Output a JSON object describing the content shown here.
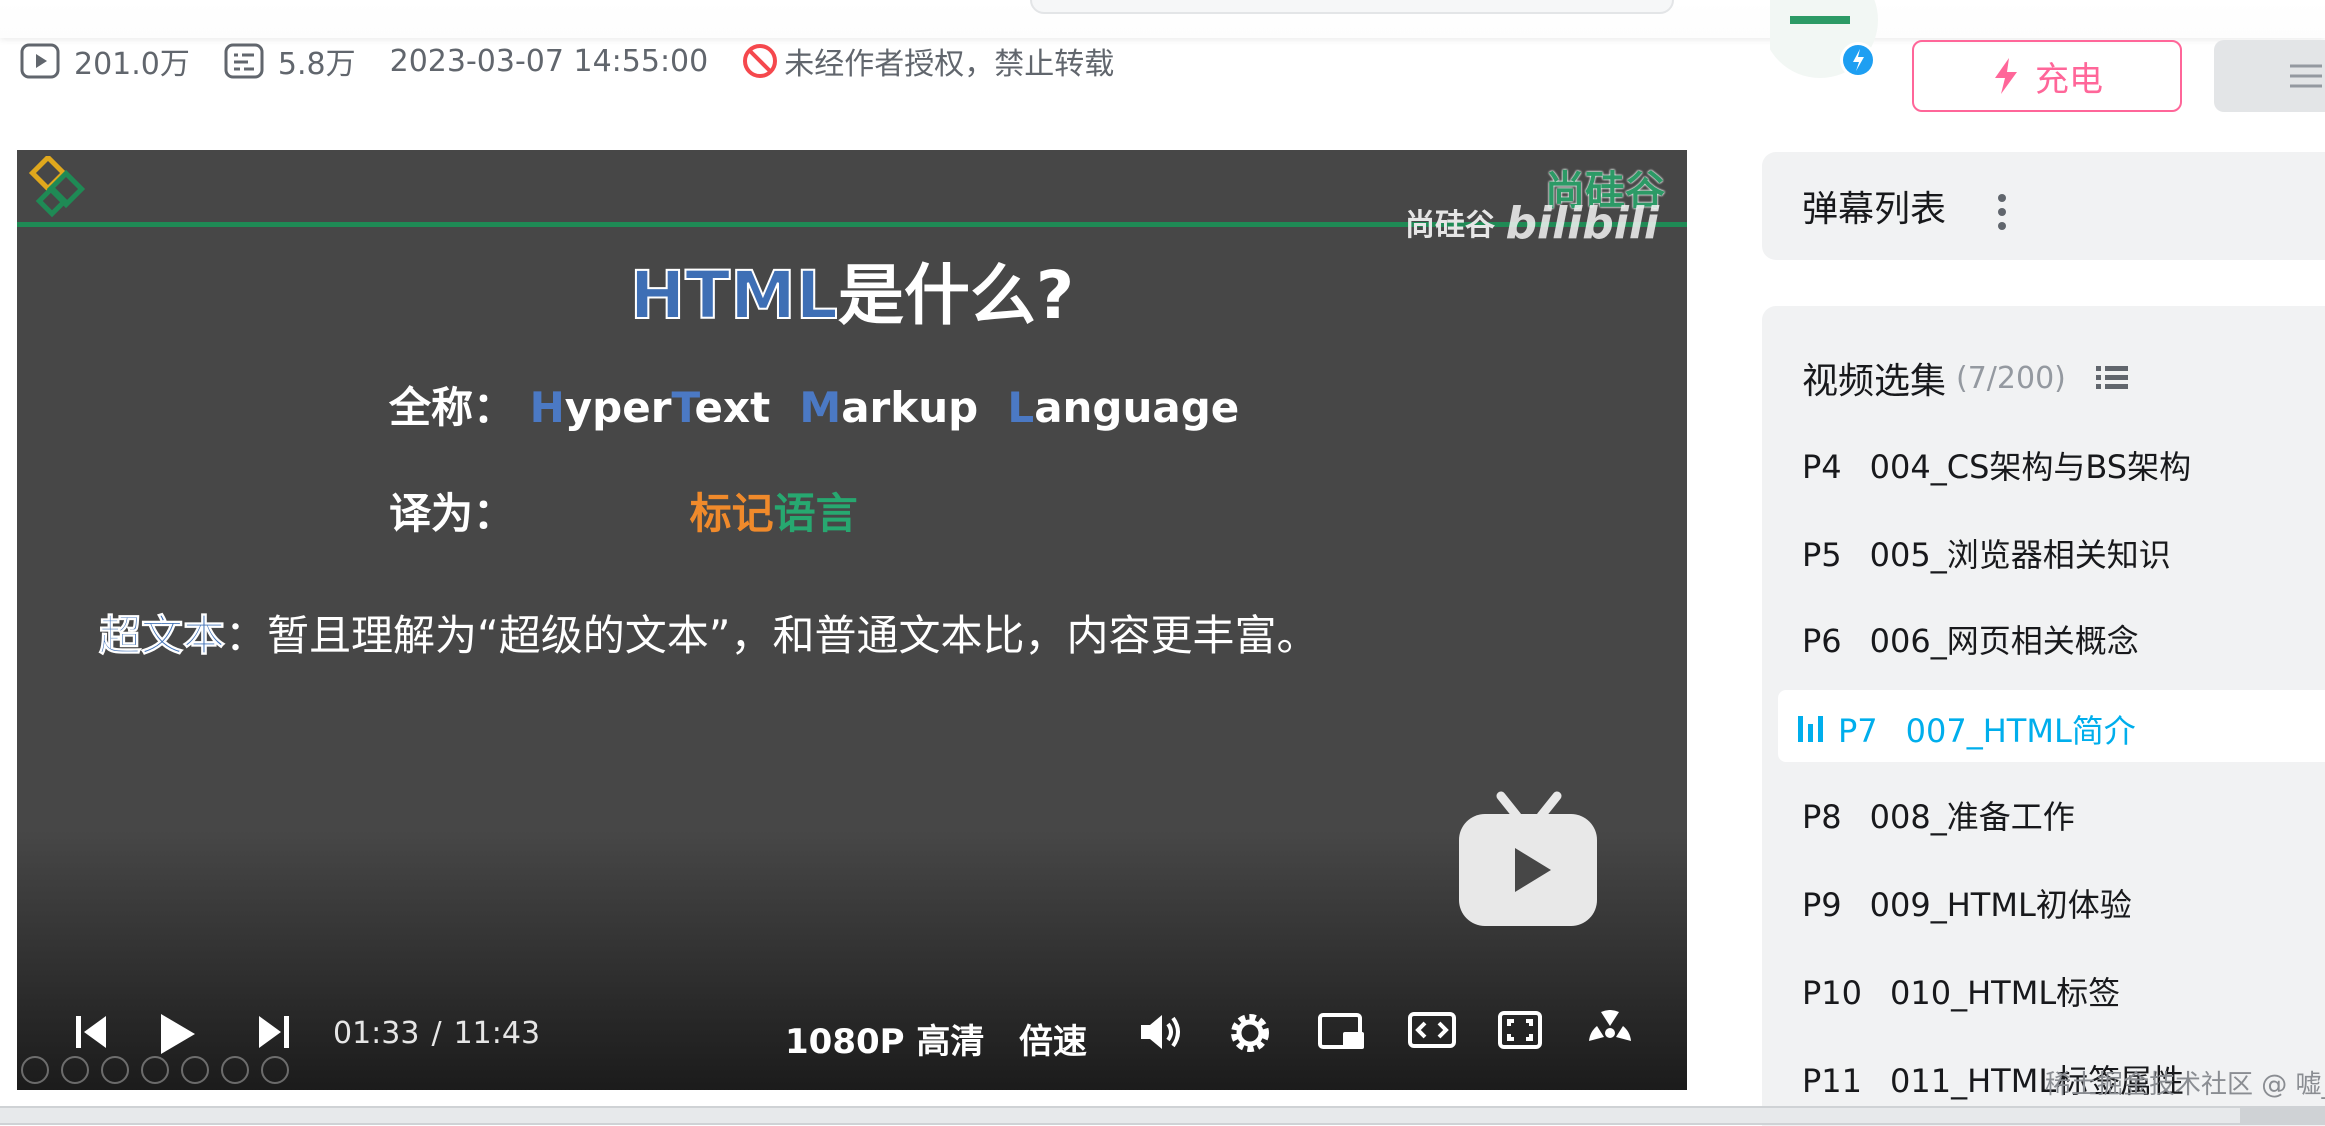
{
  "meta": {
    "views": "201.0万",
    "danmaku_count": "5.8万",
    "date": "2023-03-07 14:55:00",
    "copyright": "未经作者授权，禁止转载"
  },
  "slide": {
    "title_hl": "HTML",
    "title_rest": "是什么?",
    "fullname_label": "全称：",
    "fullname_parts": [
      "H",
      "yper",
      "T",
      "ext  ",
      "M",
      "arkup  ",
      "L",
      "anguage"
    ],
    "translate_label": "译为：",
    "translate_a": "标记",
    "translate_b": "语言",
    "hyper_term": "超文本",
    "hyper_desc": "：暂且理解为“超级的文本”，和普通文本比，内容更丰富。",
    "brand_left": "尚硅谷",
    "brand_right": "尚硅谷",
    "brand_bili": "bilibili"
  },
  "player": {
    "time_current": "01:33",
    "time_sep": "/",
    "time_total": "11:43",
    "quality": "1080P 高清",
    "speed": "倍速"
  },
  "side": {
    "charge_label": "充电",
    "danmaku_list": "弹幕列表",
    "episodes_title": "视频选集",
    "episodes_count": "(7/200)",
    "episodes": [
      {
        "p": "P4",
        "title": "004_CS架构与BS架构"
      },
      {
        "p": "P5",
        "title": "005_浏览器相关知识"
      },
      {
        "p": "P6",
        "title": "006_网页相关概念"
      },
      {
        "p": "P7",
        "title": "007_HTML简介"
      },
      {
        "p": "P8",
        "title": "008_准备工作"
      },
      {
        "p": "P9",
        "title": "009_HTML初体验"
      },
      {
        "p": "P10",
        "title": "010_HTML标签"
      },
      {
        "p": "P11",
        "title": "011_HTML标签属性"
      }
    ]
  },
  "watermark": "稀土掘金技术社区 @ 嘘_嘘",
  "colors": {
    "accent_pink": "#ff6699",
    "accent_blue": "#00aeec",
    "panel_bg": "#f1f2f3"
  }
}
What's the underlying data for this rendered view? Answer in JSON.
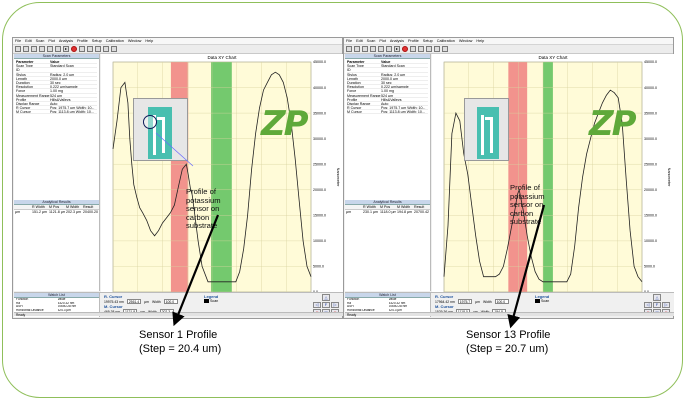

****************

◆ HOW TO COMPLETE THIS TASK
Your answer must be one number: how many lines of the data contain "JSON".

◆ EXERCISE RESPONSE
2